Entries from a dataset of interfaces
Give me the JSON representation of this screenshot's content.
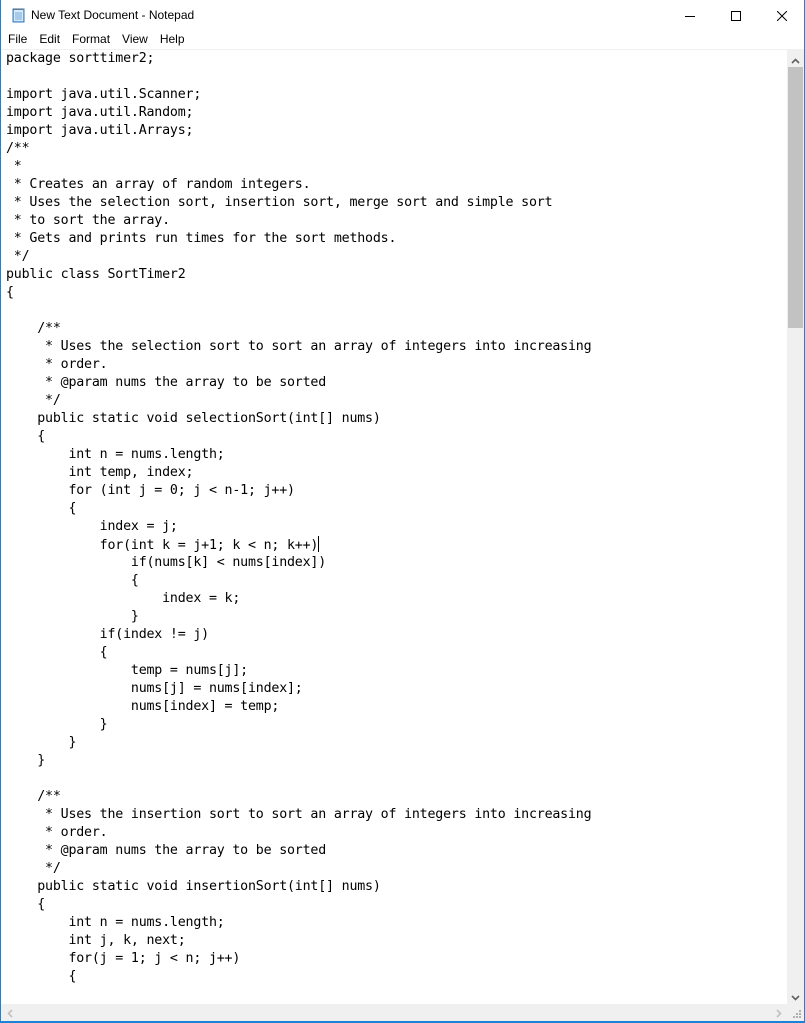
{
  "window": {
    "title": "New Text Document - Notepad",
    "app_icon": "notepad-icon",
    "controls": {
      "minimize": "minimize-icon",
      "maximize": "maximize-icon",
      "close": "close-icon"
    }
  },
  "menubar": {
    "items": [
      {
        "label": "File"
      },
      {
        "label": "Edit"
      },
      {
        "label": "Format"
      },
      {
        "label": "View"
      },
      {
        "label": "Help"
      }
    ]
  },
  "editor": {
    "caret_line": 27,
    "lines": [
      "package sorttimer2;",
      "",
      "import java.util.Scanner;",
      "import java.util.Random;",
      "import java.util.Arrays;",
      "/**",
      " *",
      " * Creates an array of random integers.",
      " * Uses the selection sort, insertion sort, merge sort and simple sort",
      " * to sort the array.",
      " * Gets and prints run times for the sort methods.",
      " */",
      "public class SortTimer2",
      "{",
      "",
      "    /**",
      "     * Uses the selection sort to sort an array of integers into increasing",
      "     * order.",
      "     * @param nums the array to be sorted",
      "     */",
      "    public static void selectionSort(int[] nums)",
      "    {",
      "        int n = nums.length;",
      "        int temp, index;",
      "        for (int j = 0; j < n-1; j++)",
      "        {",
      "            index = j;",
      "            for(int k = j+1; k < n; k++)",
      "                if(nums[k] < nums[index])",
      "                {",
      "                    index = k;",
      "                }",
      "            if(index != j)",
      "            {",
      "                temp = nums[j];",
      "                nums[j] = nums[index];",
      "                nums[index] = temp;",
      "            }",
      "        }",
      "    }",
      "",
      "    /**",
      "     * Uses the insertion sort to sort an array of integers into increasing",
      "     * order.",
      "     * @param nums the array to be sorted",
      "     */",
      "    public static void insertionSort(int[] nums)",
      "    {",
      "        int n = nums.length;",
      "        int j, k, next;",
      "        for(j = 1; j < n; j++)",
      "        {"
    ]
  },
  "scrollbars": {
    "vertical_position_fraction": 0.0,
    "vertical_visible_fraction": 0.28
  }
}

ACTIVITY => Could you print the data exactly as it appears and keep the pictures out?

COMPLETED EXERCISE =>
Give me the JSON representation of this screenshot's content.
{
  "window": {
    "title": "New Text Document - Notepad",
    "app_icon": "notepad-icon",
    "controls": {
      "minimize": "minimize-icon",
      "maximize": "maximize-icon",
      "close": "close-icon"
    }
  },
  "menubar": {
    "items": [
      {
        "label": "File"
      },
      {
        "label": "Edit"
      },
      {
        "label": "Format"
      },
      {
        "label": "View"
      },
      {
        "label": "Help"
      }
    ]
  },
  "editor": {
    "caret_line": 27,
    "lines": [
      "package sorttimer2;",
      "",
      "import java.util.Scanner;",
      "import java.util.Random;",
      "import java.util.Arrays;",
      "/**",
      " *",
      " * Creates an array of random integers.",
      " * Uses the selection sort, insertion sort, merge sort and simple sort",
      " * to sort the array.",
      " * Gets and prints run times for the sort methods.",
      " */",
      "public class SortTimer2",
      "{",
      "",
      "    /**",
      "     * Uses the selection sort to sort an array of integers into increasing",
      "     * order.",
      "     * @param nums the array to be sorted",
      "     */",
      "    public static void selectionSort(int[] nums)",
      "    {",
      "        int n = nums.length;",
      "        int temp, index;",
      "        for (int j = 0; j < n-1; j++)",
      "        {",
      "            index = j;",
      "            for(int k = j+1; k < n; k++)",
      "                if(nums[k] < nums[index])",
      "                {",
      "                    index = k;",
      "                }",
      "            if(index != j)",
      "            {",
      "                temp = nums[j];",
      "                nums[j] = nums[index];",
      "                nums[index] = temp;",
      "            }",
      "        }",
      "    }",
      "",
      "    /**",
      "     * Uses the insertion sort to sort an array of integers into increasing",
      "     * order.",
      "     * @param nums the array to be sorted",
      "     */",
      "    public static void insertionSort(int[] nums)",
      "    {",
      "        int n = nums.length;",
      "        int j, k, next;",
      "        for(j = 1; j < n; j++)",
      "        {"
    ]
  },
  "scrollbars": {
    "vertical_position_fraction": 0.0,
    "vertical_visible_fraction": 0.28
  }
}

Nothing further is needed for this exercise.